===== DATA SHOWN =====

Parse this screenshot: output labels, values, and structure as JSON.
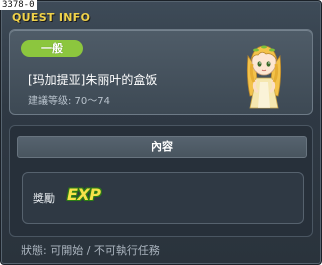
{
  "window": {
    "id_tag": "3378-0",
    "title": "QUEST INFO"
  },
  "quest": {
    "category": "一般",
    "name": "[玛加提亚]朱丽叶的盒饭",
    "level_requirement": "建議等级: 70～74",
    "npc_portrait": "juliet-npc-portrait"
  },
  "content": {
    "header": "內容",
    "reward_label": "獎勵",
    "reward_icon": "exp-icon",
    "reward_icon_text": "EXP"
  },
  "status": {
    "text": "狀態: 可開始 / 不可執行任務"
  },
  "colors": {
    "title": "#f0d24a",
    "category_badge": "#8cc63e",
    "exp_fill": "#f6e24a",
    "exp_outline": "#2d7d14"
  }
}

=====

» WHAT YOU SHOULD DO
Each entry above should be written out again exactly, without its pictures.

» TASK RESPONSE
Parse this screenshot: output labels, values, and structure as JSON.
{
  "window": {
    "id_tag": "3378-0",
    "title": "QUEST INFO"
  },
  "quest": {
    "category": "一般",
    "name": "[玛加提亚]朱丽叶的盒饭",
    "level_requirement": "建議等级: 70～74",
    "npc_portrait": "juliet-npc-portrait"
  },
  "content": {
    "header": "內容",
    "reward_label": "獎勵",
    "reward_icon": "exp-icon",
    "reward_icon_text": "EXP"
  },
  "status": {
    "text": "狀態: 可開始 / 不可執行任務"
  },
  "colors": {
    "title": "#f0d24a",
    "category_badge": "#8cc63e",
    "exp_fill": "#f6e24a",
    "exp_outline": "#2d7d14"
  }
}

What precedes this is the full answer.